» **WORK REQUIRED**
With no addition or omission, return the entries below.

___ DATA FOR THIS EXERCISE ___

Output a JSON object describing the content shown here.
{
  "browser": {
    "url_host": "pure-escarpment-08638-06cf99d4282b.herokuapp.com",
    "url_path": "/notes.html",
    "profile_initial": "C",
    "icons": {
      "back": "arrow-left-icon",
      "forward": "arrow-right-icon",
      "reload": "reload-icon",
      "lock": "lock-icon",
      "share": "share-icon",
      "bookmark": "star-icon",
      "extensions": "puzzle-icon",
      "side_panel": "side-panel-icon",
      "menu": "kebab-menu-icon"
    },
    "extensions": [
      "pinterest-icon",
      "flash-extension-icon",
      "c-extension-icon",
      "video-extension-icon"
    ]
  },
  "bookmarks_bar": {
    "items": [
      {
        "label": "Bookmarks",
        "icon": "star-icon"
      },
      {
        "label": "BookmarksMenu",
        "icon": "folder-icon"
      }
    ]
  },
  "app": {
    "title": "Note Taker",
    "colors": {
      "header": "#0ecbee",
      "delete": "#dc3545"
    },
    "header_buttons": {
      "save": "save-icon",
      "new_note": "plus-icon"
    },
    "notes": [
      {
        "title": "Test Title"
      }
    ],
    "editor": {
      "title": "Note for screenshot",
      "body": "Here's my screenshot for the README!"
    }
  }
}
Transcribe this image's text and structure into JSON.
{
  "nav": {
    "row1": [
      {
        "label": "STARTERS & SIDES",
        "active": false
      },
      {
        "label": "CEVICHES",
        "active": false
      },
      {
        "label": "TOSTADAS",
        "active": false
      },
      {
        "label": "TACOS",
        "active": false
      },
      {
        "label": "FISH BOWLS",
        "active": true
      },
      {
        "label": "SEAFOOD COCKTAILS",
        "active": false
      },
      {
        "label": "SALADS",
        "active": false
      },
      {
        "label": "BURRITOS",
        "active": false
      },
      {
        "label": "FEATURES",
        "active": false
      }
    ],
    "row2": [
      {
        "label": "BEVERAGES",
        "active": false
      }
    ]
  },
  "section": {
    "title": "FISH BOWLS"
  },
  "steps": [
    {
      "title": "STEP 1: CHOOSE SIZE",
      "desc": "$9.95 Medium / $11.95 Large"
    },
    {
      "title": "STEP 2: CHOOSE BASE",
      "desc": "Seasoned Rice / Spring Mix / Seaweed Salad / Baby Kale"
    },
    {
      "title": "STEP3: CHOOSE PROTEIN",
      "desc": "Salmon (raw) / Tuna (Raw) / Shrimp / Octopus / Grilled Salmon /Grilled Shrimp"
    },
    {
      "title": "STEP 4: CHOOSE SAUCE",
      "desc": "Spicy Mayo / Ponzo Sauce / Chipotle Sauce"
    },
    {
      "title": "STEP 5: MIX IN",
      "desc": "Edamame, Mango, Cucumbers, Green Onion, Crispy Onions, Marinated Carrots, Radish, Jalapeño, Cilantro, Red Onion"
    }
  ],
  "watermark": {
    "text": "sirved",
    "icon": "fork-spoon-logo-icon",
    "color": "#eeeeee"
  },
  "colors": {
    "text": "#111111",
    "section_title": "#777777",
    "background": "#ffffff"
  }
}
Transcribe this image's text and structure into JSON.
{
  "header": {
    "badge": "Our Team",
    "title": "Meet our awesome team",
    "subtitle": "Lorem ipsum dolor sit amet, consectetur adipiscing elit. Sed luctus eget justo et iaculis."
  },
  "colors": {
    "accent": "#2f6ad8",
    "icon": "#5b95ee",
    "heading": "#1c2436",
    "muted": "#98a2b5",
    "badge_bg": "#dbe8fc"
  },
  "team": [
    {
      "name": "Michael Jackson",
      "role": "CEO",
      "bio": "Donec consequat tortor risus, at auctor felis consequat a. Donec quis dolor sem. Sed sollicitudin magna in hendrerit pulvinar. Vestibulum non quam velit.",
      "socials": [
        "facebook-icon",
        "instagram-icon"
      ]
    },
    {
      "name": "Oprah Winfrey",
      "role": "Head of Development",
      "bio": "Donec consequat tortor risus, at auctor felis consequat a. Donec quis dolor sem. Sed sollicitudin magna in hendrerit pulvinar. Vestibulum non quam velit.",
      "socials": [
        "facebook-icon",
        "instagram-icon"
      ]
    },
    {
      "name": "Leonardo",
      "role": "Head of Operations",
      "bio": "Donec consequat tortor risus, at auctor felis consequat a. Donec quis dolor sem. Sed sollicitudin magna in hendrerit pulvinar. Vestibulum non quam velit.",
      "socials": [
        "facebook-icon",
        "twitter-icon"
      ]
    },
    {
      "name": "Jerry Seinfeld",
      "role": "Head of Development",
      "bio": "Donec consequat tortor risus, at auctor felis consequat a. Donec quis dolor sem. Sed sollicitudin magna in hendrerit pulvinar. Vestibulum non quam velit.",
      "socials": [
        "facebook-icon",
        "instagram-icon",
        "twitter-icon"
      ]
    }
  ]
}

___

» **WRITTEN ANSWER**
Output a JSON object describing the content shown here.
{
  "browser": {
    "url_host": "pure-escarpment-08638-06cf99d4282b.herokuapp.com",
    "url_path": "/notes.html",
    "profile_initial": "C",
    "icons": {
      "back": "arrow-left-icon",
      "forward": "arrow-right-icon",
      "reload": "reload-icon",
      "lock": "lock-icon",
      "share": "share-icon",
      "bookmark": "star-icon",
      "extensions": "puzzle-icon",
      "side_panel": "side-panel-icon",
      "menu": "kebab-menu-icon"
    },
    "extensions": [
      "pinterest-icon",
      "flash-extension-icon",
      "c-extension-icon",
      "video-extension-icon"
    ]
  },
  "bookmarks_bar": {
    "items": [
      {
        "label": "Bookmarks",
        "icon": "star-icon"
      },
      {
        "label": "BookmarksMenu",
        "icon": "folder-icon"
      }
    ]
  },
  "app": {
    "title": "Note Taker",
    "colors": {
      "header": "#0ecbee",
      "delete": "#dc3545"
    },
    "header_buttons": {
      "save": "save-icon",
      "new_note": "plus-icon"
    },
    "notes": [
      {
        "title": "Test Title"
      }
    ],
    "editor": {
      "title": "Note for screenshot",
      "body": "Here's my screenshot for the README!"
    }
  }
}
Transcribe this image's text and structure into JSON.
{
  "nav": {
    "row1": [
      {
        "label": "STARTERS & SIDES",
        "active": false
      },
      {
        "label": "CEVICHES",
        "active": false
      },
      {
        "label": "TOSTADAS",
        "active": false
      },
      {
        "label": "TACOS",
        "active": false
      },
      {
        "label": "FISH BOWLS",
        "active": true
      },
      {
        "label": "SEAFOOD COCKTAILS",
        "active": false
      },
      {
        "label": "SALADS",
        "active": false
      },
      {
        "label": "BURRITOS",
        "active": false
      },
      {
        "label": "FEATURES",
        "active": false
      }
    ],
    "row2": [
      {
        "label": "BEVERAGES",
        "active": false
      }
    ]
  },
  "section": {
    "title": "FISH BOWLS"
  },
  "steps": [
    {
      "title": "STEP 1: CHOOSE SIZE",
      "desc": "$9.95 Medium / $11.95 Large"
    },
    {
      "title": "STEP 2: CHOOSE BASE",
      "desc": "Seasoned Rice / Spring Mix / Seaweed Salad / Baby Kale"
    },
    {
      "title": "STEP3: CHOOSE PROTEIN",
      "desc": "Salmon (raw) / Tuna (Raw) / Shrimp / Octopus / Grilled Salmon /Grilled Shrimp"
    },
    {
      "title": "STEP 4: CHOOSE SAUCE",
      "desc": "Spicy Mayo / Ponzo Sauce / Chipotle Sauce"
    },
    {
      "title": "STEP 5: MIX IN",
      "desc": "Edamame, Mango, Cucumbers, Green Onion, Crispy Onions, Marinated Carrots, Radish, Jalapeño, Cilantro, Red Onion"
    }
  ],
  "watermark": {
    "text": "sirved",
    "icon": "fork-spoon-logo-icon",
    "color": "#eeeeee"
  },
  "colors": {
    "text": "#111111",
    "section_title": "#777777",
    "background": "#ffffff"
  }
}
Transcribe this image's text and structure into JSON.
{
  "header": {
    "badge": "Our Team",
    "title": "Meet our awesome team",
    "subtitle": "Lorem ipsum dolor sit amet, consectetur adipiscing elit. Sed luctus eget justo et iaculis."
  },
  "colors": {
    "accent": "#2f6ad8",
    "icon": "#5b95ee",
    "heading": "#1c2436",
    "muted": "#98a2b5",
    "badge_bg": "#dbe8fc"
  },
  "team": [
    {
      "name": "Michael Jackson",
      "role": "CEO",
      "bio": "Donec consequat tortor risus, at auctor felis consequat a. Donec quis dolor sem. Sed sollicitudin magna in hendrerit pulvinar. Vestibulum non quam velit.",
      "socials": [
        "facebook-icon",
        "instagram-icon"
      ]
    },
    {
      "name": "Oprah Winfrey",
      "role": "Head of Development",
      "bio": "Donec consequat tortor risus, at auctor felis consequat a. Donec quis dolor sem. Sed sollicitudin magna in hendrerit pulvinar. Vestibulum non quam velit.",
      "socials": [
        "facebook-icon",
        "instagram-icon"
      ]
    },
    {
      "name": "Leonardo",
      "role": "Head of Operations",
      "bio": "Donec consequat tortor risus, at auctor felis consequat a. Donec quis dolor sem. Sed sollicitudin magna in hendrerit pulvinar. Vestibulum non quam velit.",
      "socials": [
        "facebook-icon",
        "twitter-icon"
      ]
    },
    {
      "name": "Jerry Seinfeld",
      "role": "Head of Development",
      "bio": "Donec consequat tortor risus, at auctor felis consequat a. Donec quis dolor sem. Sed sollicitudin magna in hendrerit pulvinar. Vestibulum non quam velit.",
      "socials": [
        "facebook-icon",
        "instagram-icon",
        "twitter-icon"
      ]
    }
  ]
}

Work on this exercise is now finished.